Restate the entries below word for word, leaving nothing out.

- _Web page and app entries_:

____________

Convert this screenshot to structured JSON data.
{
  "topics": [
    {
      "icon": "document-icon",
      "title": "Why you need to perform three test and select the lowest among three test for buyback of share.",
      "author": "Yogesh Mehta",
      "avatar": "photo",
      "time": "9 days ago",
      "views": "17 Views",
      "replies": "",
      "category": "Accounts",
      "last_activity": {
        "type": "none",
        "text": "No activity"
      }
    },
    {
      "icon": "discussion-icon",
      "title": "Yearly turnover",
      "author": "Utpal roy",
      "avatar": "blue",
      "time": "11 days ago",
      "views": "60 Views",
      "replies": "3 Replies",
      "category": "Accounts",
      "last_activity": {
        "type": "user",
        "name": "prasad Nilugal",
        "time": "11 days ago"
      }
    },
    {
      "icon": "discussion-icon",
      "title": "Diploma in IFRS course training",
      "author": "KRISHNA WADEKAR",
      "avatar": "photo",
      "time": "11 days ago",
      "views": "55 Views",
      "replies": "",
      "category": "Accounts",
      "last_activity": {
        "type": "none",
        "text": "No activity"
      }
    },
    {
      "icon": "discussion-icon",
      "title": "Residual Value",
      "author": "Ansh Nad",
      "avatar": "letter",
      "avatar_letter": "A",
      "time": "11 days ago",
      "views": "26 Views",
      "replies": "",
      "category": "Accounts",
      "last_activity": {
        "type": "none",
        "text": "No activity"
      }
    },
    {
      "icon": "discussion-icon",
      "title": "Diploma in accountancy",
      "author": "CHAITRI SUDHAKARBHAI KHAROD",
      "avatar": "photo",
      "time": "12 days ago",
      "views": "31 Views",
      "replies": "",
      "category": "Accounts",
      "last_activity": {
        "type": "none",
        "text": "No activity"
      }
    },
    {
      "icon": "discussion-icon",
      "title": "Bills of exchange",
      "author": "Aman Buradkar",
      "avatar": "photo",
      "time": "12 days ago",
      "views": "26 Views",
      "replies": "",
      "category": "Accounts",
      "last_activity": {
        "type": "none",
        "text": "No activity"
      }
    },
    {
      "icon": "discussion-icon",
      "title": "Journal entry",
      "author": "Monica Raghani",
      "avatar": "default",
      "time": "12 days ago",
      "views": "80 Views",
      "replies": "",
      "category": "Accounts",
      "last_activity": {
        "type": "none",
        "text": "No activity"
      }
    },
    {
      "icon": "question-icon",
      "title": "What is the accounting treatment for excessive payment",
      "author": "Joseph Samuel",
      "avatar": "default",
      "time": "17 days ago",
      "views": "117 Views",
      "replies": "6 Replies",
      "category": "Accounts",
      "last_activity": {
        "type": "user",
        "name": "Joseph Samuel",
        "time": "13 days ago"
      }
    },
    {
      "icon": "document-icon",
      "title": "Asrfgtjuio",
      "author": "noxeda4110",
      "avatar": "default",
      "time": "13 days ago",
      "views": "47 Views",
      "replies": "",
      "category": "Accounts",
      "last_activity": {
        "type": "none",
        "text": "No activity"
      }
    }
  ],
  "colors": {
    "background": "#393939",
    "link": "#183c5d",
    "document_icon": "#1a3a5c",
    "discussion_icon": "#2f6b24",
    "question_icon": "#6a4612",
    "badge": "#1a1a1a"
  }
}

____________

- _OUTPUT OF THE EXERCISE_:
Convert this screenshot to structured JSON data.
{
  "topics": [
    {
      "icon": "document-icon",
      "title": "Why you need to perform three test and select the lowest among three test for buyback of share.",
      "author": "Yogesh Mehta",
      "avatar": "photo",
      "time": "9 days ago",
      "views": "17 Views",
      "replies": "",
      "category": "Accounts",
      "last_activity": {
        "type": "none",
        "text": "No activity"
      }
    },
    {
      "icon": "discussion-icon",
      "title": "Yearly turnover",
      "author": "Utpal roy",
      "avatar": "blue",
      "time": "11 days ago",
      "views": "60 Views",
      "replies": "3 Replies",
      "category": "Accounts",
      "last_activity": {
        "type": "user",
        "name": "prasad Nilugal",
        "time": "11 days ago"
      }
    },
    {
      "icon": "discussion-icon",
      "title": "Diploma in IFRS course training",
      "author": "KRISHNA WADEKAR",
      "avatar": "photo",
      "time": "11 days ago",
      "views": "55 Views",
      "replies": "",
      "category": "Accounts",
      "last_activity": {
        "type": "none",
        "text": "No activity"
      }
    },
    {
      "icon": "discussion-icon",
      "title": "Residual Value",
      "author": "Ansh Nad",
      "avatar": "letter",
      "avatar_letter": "A",
      "time": "11 days ago",
      "views": "26 Views",
      "replies": "",
      "category": "Accounts",
      "last_activity": {
        "type": "none",
        "text": "No activity"
      }
    },
    {
      "icon": "discussion-icon",
      "title": "Diploma in accountancy",
      "author": "CHAITRI SUDHAKARBHAI KHAROD",
      "avatar": "photo",
      "time": "12 days ago",
      "views": "31 Views",
      "replies": "",
      "category": "Accounts",
      "last_activity": {
        "type": "none",
        "text": "No activity"
      }
    },
    {
      "icon": "discussion-icon",
      "title": "Bills of exchange",
      "author": "Aman Buradkar",
      "avatar": "photo",
      "time": "12 days ago",
      "views": "26 Views",
      "replies": "",
      "category": "Accounts",
      "last_activity": {
        "type": "none",
        "text": "No activity"
      }
    },
    {
      "icon": "discussion-icon",
      "title": "Journal entry",
      "author": "Monica Raghani",
      "avatar": "default",
      "time": "12 days ago",
      "views": "80 Views",
      "replies": "",
      "category": "Accounts",
      "last_activity": {
        "type": "none",
        "text": "No activity"
      }
    },
    {
      "icon": "question-icon",
      "title": "What is the accounting treatment for excessive payment",
      "author": "Joseph Samuel",
      "avatar": "default",
      "time": "17 days ago",
      "views": "117 Views",
      "replies": "6 Replies",
      "category": "Accounts",
      "last_activity": {
        "type": "user",
        "name": "Joseph Samuel",
        "time": "13 days ago"
      }
    },
    {
      "icon": "document-icon",
      "title": "Asrfgtjuio",
      "author": "noxeda4110",
      "avatar": "default",
      "time": "13 days ago",
      "views": "47 Views",
      "replies": "",
      "category": "Accounts",
      "last_activity": {
        "type": "none",
        "text": "No activity"
      }
    }
  ],
  "colors": {
    "background": "#393939",
    "link": "#183c5d",
    "document_icon": "#1a3a5c",
    "discussion_icon": "#2f6b24",
    "question_icon": "#6a4612",
    "badge": "#1a1a1a"
  }
}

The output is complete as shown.